This page is an introduction to the more comprehensive Research Paper which is available on this website HERE
The history of the Flavel family in manufacturing has been traced back over three hundred years. After that date the firm was steered by members of the family in Leamington Spa for nigh on 140 years.
William Flavel ran a business in the mid-seventeenth century in Bilston in the Black Country, a couple of miles east of the centre of Wolverhampton; he made armouries which was a profitable industry in that time of frequent warfare.
A descendant, John Flavel (1754 to 1834), was running a metal-working business in BIlton near Rugby from about 1777 and he was also an armourer as well as being a smith.
A son of John, another William Flavel (1779 to 1844), was trained in metal working by an uncle in Coventry. He was clearly ambitious to take advantage of the early growth of Leamington as a spa town and moved to a house and workshop at Gloucester House in Church Street (on the corner of Gloucester Street) in the town in 1803. He soon established a showroom opposite the Old Well in Bath Street; this was later listed as 47 Bath Street and it was probably later called Hygeia House.
The big breakthrough for the firm came when William designed and constructed The Leamington “Patent” Kitchener range around 1830. The Kitchener was a cooking range that was made from cast iron and consumed solid fuel. However, it is uncertain whether Flavel ever formally patented this design. The largest unit was said to replace five fires and two cookers. The Kitchener was something of a sensation and William soon had to place advertisements warning the public about copies of his design. Radclyffe’s and others, however, also advertised a very similar Kitchener.
Sidney Flavel senior (1819 to 1892) ran the firm from 1844, when he was 25, on the death of his father William. He continued to produce The Kitchener and was rewarded with one of only 19 trophies at the Great Exhibition in the Crystal Palace in Hyde Park in 1851. Sidney senior moved the business to the existing Eagle foundry in 1856 and an advertisement states that he left Augusta Place (behind the tennis courts) and Emscote foundry at this date. The Eagle Foundry was immediately to the east of Ranelagh Gardens and was accessible from both Clarence Street and the Warwick and Napton Canal. It is often reported that William moved to Eagle Foundry in 1833 but, in fact, this foundry was occupied by other firms from 1833 to 1856.

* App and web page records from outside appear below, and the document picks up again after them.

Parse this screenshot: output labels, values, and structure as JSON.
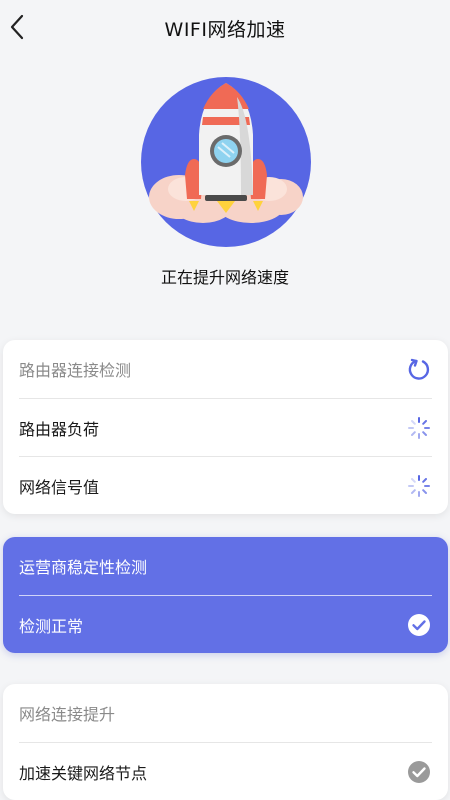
{
  "header": {
    "title": "WIFI网络加速"
  },
  "hero": {
    "status_text": "正在提升网络速度"
  },
  "colors": {
    "accent": "#6270e6",
    "muted": "#8a8a8a",
    "check_gray": "#9a9a9a"
  },
  "cards": [
    {
      "rows": [
        {
          "label": "路由器连接检测",
          "icon": "refresh-icon",
          "state": "header"
        },
        {
          "label": "路由器负荷",
          "icon": "loading-spinner-icon",
          "state": "loading"
        },
        {
          "label": "网络信号值",
          "icon": "loading-spinner-icon",
          "state": "loading"
        }
      ]
    },
    {
      "rows": [
        {
          "label": "运营商稳定性检测",
          "state": "header"
        },
        {
          "label": "检测正常",
          "icon": "check-circle-icon",
          "state": "done"
        }
      ]
    },
    {
      "rows": [
        {
          "label": "网络连接提升",
          "state": "header"
        },
        {
          "label": "加速关键网络节点",
          "icon": "check-circle-icon",
          "state": "pending"
        }
      ]
    }
  ]
}
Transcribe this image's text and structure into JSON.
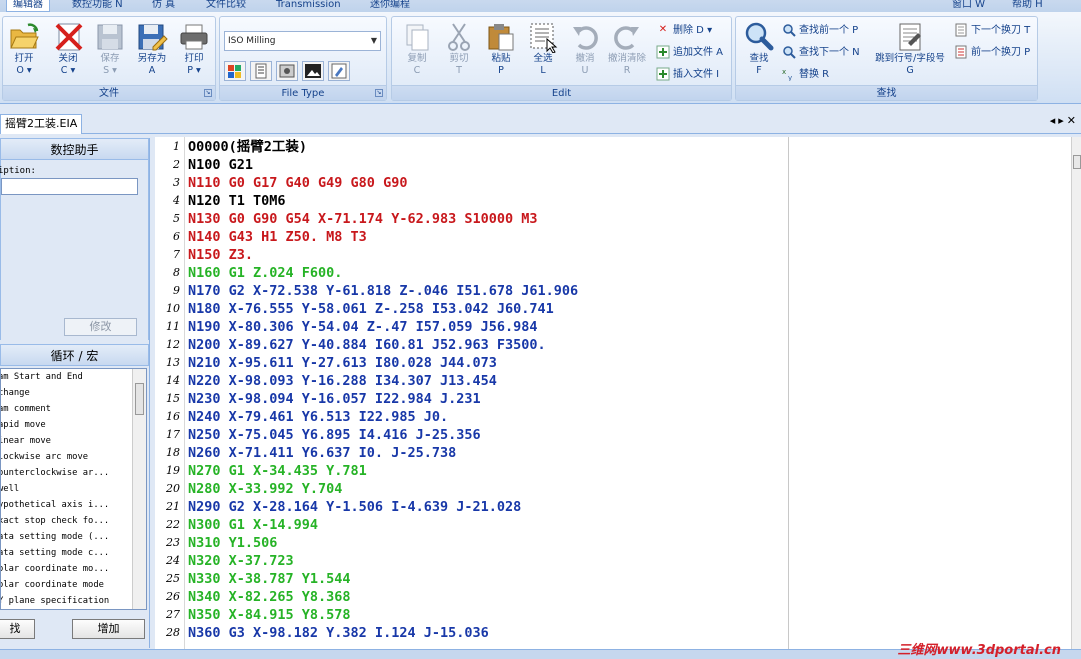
{
  "ribbon_tabs": [
    "编辑器",
    "数控功能 N",
    "仿 真",
    "文件比较",
    "Transmission",
    "迷你编程"
  ],
  "ribbon_tabs_right": [
    "窗口 W",
    "帮助 H"
  ],
  "file_group": {
    "label": "文件",
    "buttons": [
      {
        "label": "打开",
        "key": "O"
      },
      {
        "label": "关闭",
        "key": "C"
      },
      {
        "label": "保存",
        "key": "S"
      },
      {
        "label": "另存为",
        "key": "A"
      },
      {
        "label": "打印",
        "key": "P"
      }
    ]
  },
  "file_type_group": {
    "label": "File Type",
    "combo_value": "ISO Milling"
  },
  "edit_group": {
    "label": "Edit",
    "buttons": [
      {
        "label": "复制",
        "key": "C"
      },
      {
        "label": "剪切",
        "key": "T"
      },
      {
        "label": "粘贴",
        "key": "P"
      },
      {
        "label": "全选",
        "key": "L"
      },
      {
        "label": "撤消",
        "key": "U"
      },
      {
        "label": "撤消清除",
        "key": "R"
      }
    ],
    "small_buttons": [
      {
        "label": "删除 D"
      },
      {
        "label": "追加文件 A"
      },
      {
        "label": "插入文件 I"
      }
    ]
  },
  "find_group": {
    "label": "查找",
    "big_find": {
      "label": "查找",
      "key": "F"
    },
    "small_buttons": [
      {
        "label": "查找前一个 P"
      },
      {
        "label": "查找下一个 N"
      },
      {
        "label": "替换 R"
      }
    ],
    "goto": {
      "label": "跳到行号/字段号",
      "key": "G"
    },
    "nav_buttons": [
      {
        "label": "下一个换刀 T"
      },
      {
        "label": "前一个换刀 P"
      }
    ]
  },
  "document_tab": "摇臂2工装.EIA",
  "assistant": {
    "title": "数控助手",
    "description_label": "iption:",
    "modify_button": "修改"
  },
  "macro_panel": {
    "title": "循环 / 宏",
    "items": [
      "am Start and End",
      "change",
      "am comment",
      "apid move",
      "inear move",
      "lockwise arc move",
      "ounterclockwise ar...",
      "well",
      "ypothetical axis i...",
      "xact stop check fo...",
      "ata setting mode (...",
      "ata setting mode c...",
      "olar coordinate mo...",
      "olar coordinate mode",
      "Y plane specification"
    ],
    "find_button": "找",
    "add_button": "增加"
  },
  "colors": {
    "green": "#26b326",
    "blue": "#1838a8",
    "red": "#c8181c",
    "black": "#000000"
  },
  "editor": {
    "lines": [
      {
        "num": "1",
        "text": "O0000(摇臂2工装)",
        "color": "black"
      },
      {
        "num": "2",
        "text": "N100 G21",
        "color": "black"
      },
      {
        "num": "3",
        "text": "N110 G0 G17 G40 G49 G80 G90",
        "color": "red"
      },
      {
        "num": "4",
        "text": "N120 T1 T0M6",
        "color": "black"
      },
      {
        "num": "5",
        "text": "N130 G0 G90 G54 X-71.174 Y-62.983 S10000 M3",
        "color": "red"
      },
      {
        "num": "6",
        "text": "N140 G43 H1 Z50. M8 T3",
        "color": "red"
      },
      {
        "num": "7",
        "text": "N150 Z3.",
        "color": "red"
      },
      {
        "num": "8",
        "text": "N160 G1 Z.024 F600.",
        "color": "green"
      },
      {
        "num": "9",
        "text": "N170 G2 X-72.538 Y-61.818 Z-.046 I51.678 J61.906",
        "color": "blue"
      },
      {
        "num": "10",
        "text": "N180 X-76.555 Y-58.061 Z-.258 I53.042 J60.741",
        "color": "blue"
      },
      {
        "num": "11",
        "text": "N190 X-80.306 Y-54.04 Z-.47 I57.059 J56.984",
        "color": "blue"
      },
      {
        "num": "12",
        "text": "N200 X-89.627 Y-40.884 I60.81 J52.963 F3500.",
        "color": "blue"
      },
      {
        "num": "13",
        "text": "N210 X-95.611 Y-27.613 I80.028 J44.073",
        "color": "blue"
      },
      {
        "num": "14",
        "text": "N220 X-98.093 Y-16.288 I34.307 J13.454",
        "color": "blue"
      },
      {
        "num": "15",
        "text": "N230 X-98.094 Y-16.057 I22.984 J.231",
        "color": "blue"
      },
      {
        "num": "16",
        "text": "N240 X-79.461 Y6.513 I22.985 J0.",
        "color": "blue"
      },
      {
        "num": "17",
        "text": "N250 X-75.045 Y6.895 I4.416 J-25.356",
        "color": "blue"
      },
      {
        "num": "18",
        "text": "N260 X-71.411 Y6.637 I0. J-25.738",
        "color": "blue"
      },
      {
        "num": "19",
        "text": "N270 G1 X-34.435 Y.781",
        "color": "green"
      },
      {
        "num": "20",
        "text": "N280 X-33.992 Y.704",
        "color": "green"
      },
      {
        "num": "21",
        "text": "N290 G2 X-28.164 Y-1.506 I-4.639 J-21.028",
        "color": "blue"
      },
      {
        "num": "22",
        "text": "N300 G1 X-14.994",
        "color": "green"
      },
      {
        "num": "23",
        "text": "N310 Y1.506",
        "color": "green"
      },
      {
        "num": "24",
        "text": "N320 X-37.723",
        "color": "green"
      },
      {
        "num": "25",
        "text": "N330 X-38.787 Y1.544",
        "color": "green"
      },
      {
        "num": "26",
        "text": "N340 X-82.265 Y8.368",
        "color": "green"
      },
      {
        "num": "27",
        "text": "N350 X-84.915 Y8.578",
        "color": "green"
      },
      {
        "num": "28",
        "text": "N360 G3 X-98.182 Y.382 I.124 J-15.036",
        "color": "blue"
      }
    ]
  },
  "watermark": "三维网www.3dportal.cn"
}
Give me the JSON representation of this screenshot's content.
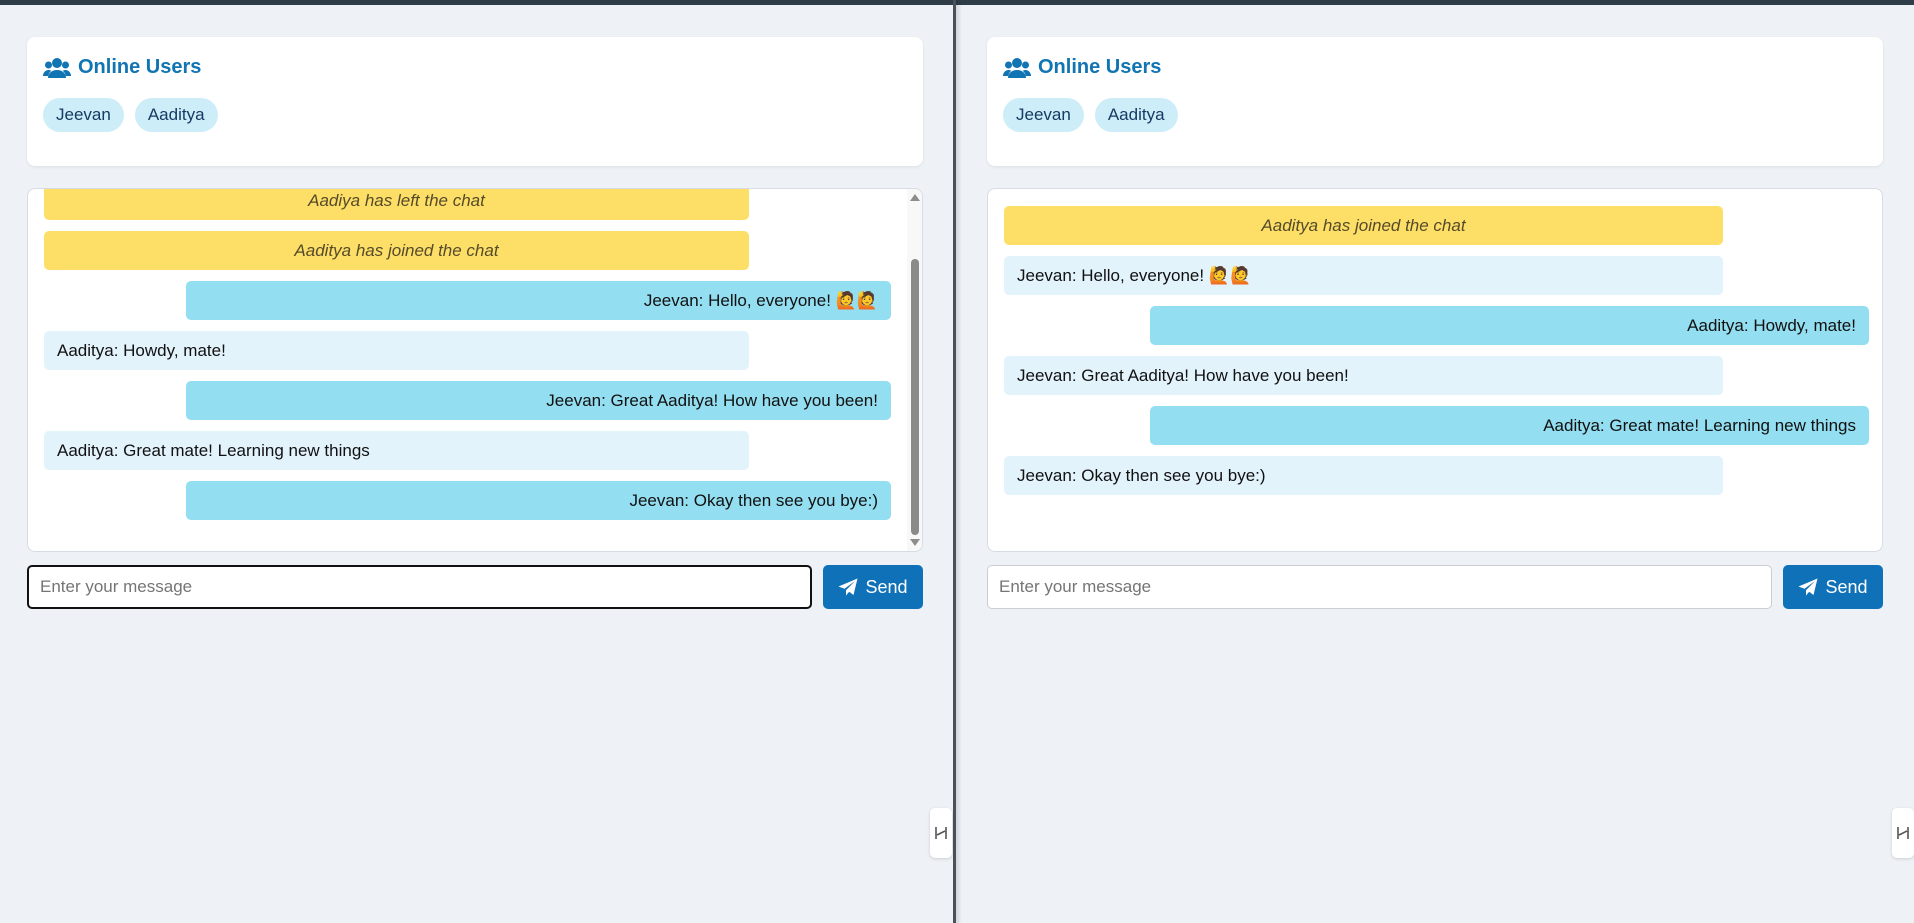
{
  "colors": {
    "accent": "#1174b3",
    "send_button": "#0f72b8",
    "system_message": "#fddf68",
    "outgoing_message": "#93def0",
    "incoming_message": "#e3f3fc",
    "chip": "#cdedf8"
  },
  "panes": [
    {
      "users_panel": {
        "title": "Online Users",
        "icon": "users-icon",
        "users": [
          "Jeevan",
          "Aaditya"
        ]
      },
      "messages": [
        {
          "type": "system",
          "text": "Aadiya has left the chat"
        },
        {
          "type": "system",
          "text": "Aaditya has joined the chat"
        },
        {
          "type": "out",
          "text": "Jeevan: Hello, everyone! 🙋🙋"
        },
        {
          "type": "in",
          "text": "Aaditya: Howdy, mate!"
        },
        {
          "type": "out",
          "text": "Jeevan: Great Aaditya! How have you been!"
        },
        {
          "type": "in",
          "text": "Aaditya: Great mate! Learning new things"
        },
        {
          "type": "out",
          "text": "Jeevan: Okay then see you bye:)"
        }
      ],
      "composer": {
        "placeholder": "Enter your message",
        "value": "",
        "send_label": "Send",
        "send_icon": "paper-plane-icon"
      }
    },
    {
      "users_panel": {
        "title": "Online Users",
        "icon": "users-icon",
        "users": [
          "Jeevan",
          "Aaditya"
        ]
      },
      "messages": [
        {
          "type": "system",
          "text": "Aaditya has joined the chat"
        },
        {
          "type": "in",
          "text": "Jeevan: Hello, everyone! 🙋🙋"
        },
        {
          "type": "out",
          "text": "Aaditya: Howdy, mate!"
        },
        {
          "type": "in",
          "text": "Jeevan: Great Aaditya! How have you been!"
        },
        {
          "type": "out",
          "text": "Aaditya: Great mate! Learning new things"
        },
        {
          "type": "in",
          "text": "Jeevan: Okay then see you bye:)"
        }
      ],
      "composer": {
        "placeholder": "Enter your message",
        "value": "",
        "send_label": "Send",
        "send_icon": "paper-plane-icon"
      }
    }
  ]
}
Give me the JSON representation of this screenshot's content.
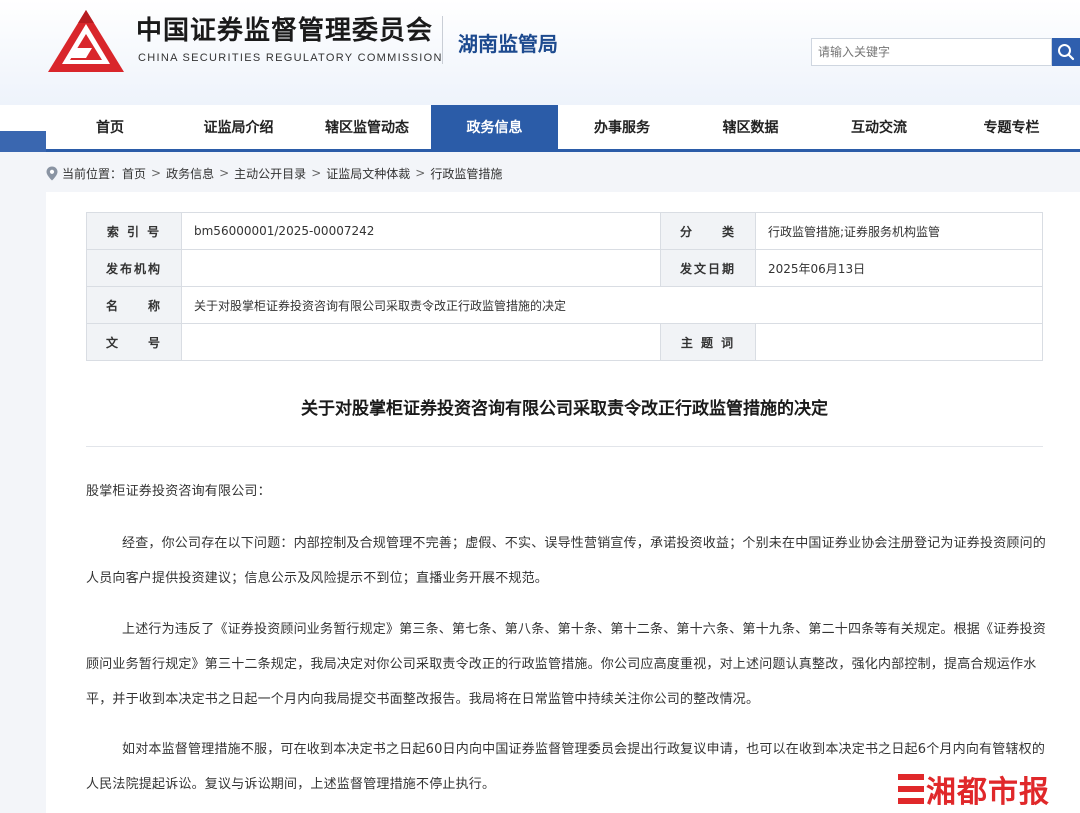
{
  "header": {
    "org_name_cn": "中国证券监督管理委员会",
    "org_name_en": "CHINA SECURITIES REGULATORY COMMISSION",
    "bureau": "湖南监管局",
    "search_placeholder": "请输入关键字",
    "brand_color": "#d9262b",
    "accent_color": "#2b5ca8"
  },
  "nav": {
    "items": [
      {
        "label": "首页",
        "active": false
      },
      {
        "label": "证监局介绍",
        "active": false
      },
      {
        "label": "辖区监管动态",
        "active": false
      },
      {
        "label": "政务信息",
        "active": true
      },
      {
        "label": "办事服务",
        "active": false
      },
      {
        "label": "辖区数据",
        "active": false
      },
      {
        "label": "互动交流",
        "active": false
      },
      {
        "label": "专题专栏",
        "active": false
      }
    ]
  },
  "breadcrumb": {
    "prefix": "当前位置：",
    "items": [
      "首页",
      "政务信息",
      "主动公开目录",
      "证监局文种体裁",
      "行政监管措施"
    ],
    "separator": ">"
  },
  "meta": {
    "index_label": "索 引 号",
    "index_value": "bm56000001/2025-00007242",
    "category_label": "分　　类",
    "category_value": "行政监管措施;证券服务机构监管",
    "issuer_label": "发布机构",
    "issuer_value": "",
    "date_label": "发文日期",
    "date_value": "2025年06月13日",
    "name_label": "名　　称",
    "name_value": "关于对股掌柜证券投资咨询有限公司采取责令改正行政监管措施的决定",
    "docno_label": "文　　号",
    "docno_value": "",
    "keyword_label": "主 题 词",
    "keyword_value": ""
  },
  "document": {
    "title": "关于对股掌柜证券投资咨询有限公司采取责令改正行政监管措施的决定",
    "salutation": "股掌柜证券投资咨询有限公司：",
    "paragraphs": [
      "经查，你公司存在以下问题：内部控制及合规管理不完善；虚假、不实、误导性营销宣传，承诺投资收益；个别未在中国证券业协会注册登记为证券投资顾问的人员向客户提供投资建议；信息公示及风险提示不到位；直播业务开展不规范。",
      "上述行为违反了《证券投资顾问业务暂行规定》第三条、第七条、第八条、第十条、第十二条、第十六条、第十九条、第二十四条等有关规定。根据《证券投资顾问业务暂行规定》第三十二条规定，我局决定对你公司采取责令改正的行政监管措施。你公司应高度重视，对上述问题认真整改，强化内部控制，提高合规运作水平，并于收到本决定书之日起一个月内向我局提交书面整改报告。我局将在日常监管中持续关注你公司的整改情况。",
      "如对本监督管理措施不服，可在收到本决定书之日起60日内向中国证券监督管理委员会提出行政复议申请，也可以在收到本决定书之日起6个月内向有管辖权的人民法院提起诉讼。复议与诉讼期间，上述监督管理措施不停止执行。"
    ]
  },
  "watermark": {
    "text": "湘都市报",
    "color": "#e0282a"
  }
}
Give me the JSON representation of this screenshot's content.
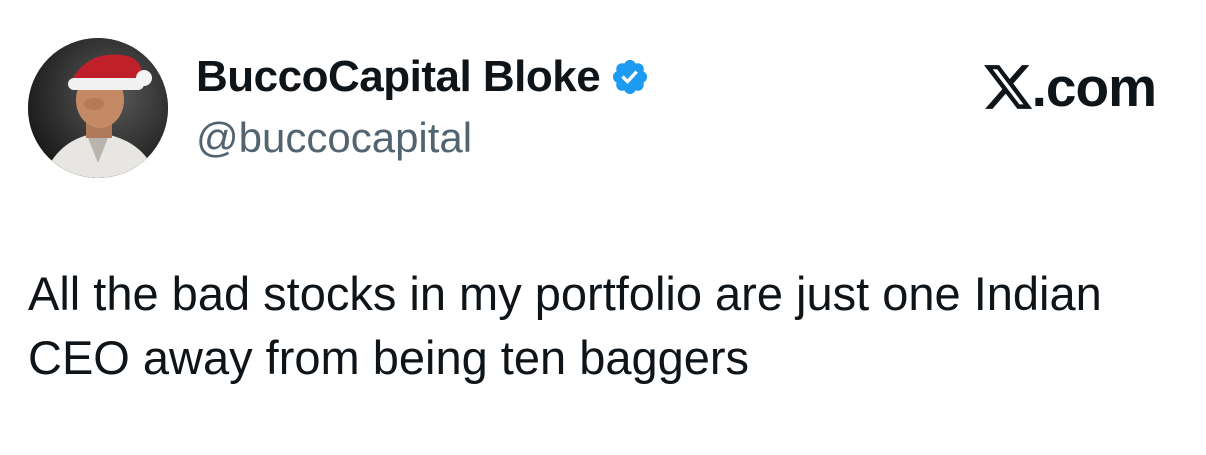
{
  "author": {
    "display_name": "BuccoCapital Bloke",
    "handle": "@buccocapital",
    "verified": true,
    "avatar_icon": "avatar-santa-hat"
  },
  "platform": {
    "icon": "x-logo-icon",
    "domain": ".com"
  },
  "tweet": {
    "text": "All the bad stocks in my portfolio are just one Indian CEO away from being ten baggers"
  },
  "colors": {
    "text": "#0f1419",
    "handle": "#536471",
    "verified_badge": "#1d9bf0",
    "background": "#ffffff"
  }
}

Sidney bought out his partners around 1867 and his son, who we will name Sidney junior, became the only other partner at the age of about 20. Sidney senior was in poor health for many years so Sidney junior was running the firm long before his father’s death.
Sidney Flavel junior (1847 to 1931) was educated at Warwick School. The business continued successfully during his long stewardship. The firm had concentrated on solid fuel appliances but made their first gas cooker in the 1880s.
There was a dispute around 1902 when Sidney accused the firm of Radclyffe and Co at the Imperial Foundry of copying products and the outcome was that Flavel’s took them over. Flavel’s then used the Imperial Foundry until it was sold on to Ford’s in 1940.
Sidney junior is perhaps best remembered for his public-spirited works. He was elected to the new borough council in 1875 and was mayor on six occasions.
Percival Flavel (1889 to 1939), a son of Sidney junior, became managing director in 1916. It became a difficult period for the company as it wished to expand on a site bordered on three sides by the canal and housing and to the east by a recreation ground. There were complaints from neighbours about noise at night and fumes at all times. Sadly Percival committed suicide by gas inhalation at the London office in 1939.
Isobel Flavel, Percival’s wife, was chairman of the board from 1939 to 1944.
From 1944 the chairman and many of the directors were not connected to the family although two or three of the family did take on managerial roles.
The company struggled after the war but fortunes turned in a positive direction when the company launched the Debonair gas room heater in 1961. This was the first one of its type with a wooden surround and it chimed well with contemporary fashion. Sales were phenomenal and 1963 was the best year ever for the firm.
The company was sold on and is now in the hands of Aga Rangemaster. The Flavels brand name was sold on to other companies.
A more comprehensive Research Paper is available on this website HERE
Mick Jeffs, March 2015
Rangemaster by Jean Field, Brewin Books, 2006
Leamington Courier archive
Websites including Rangemaster, Beko, BFM, Flavels Fires and The History Channel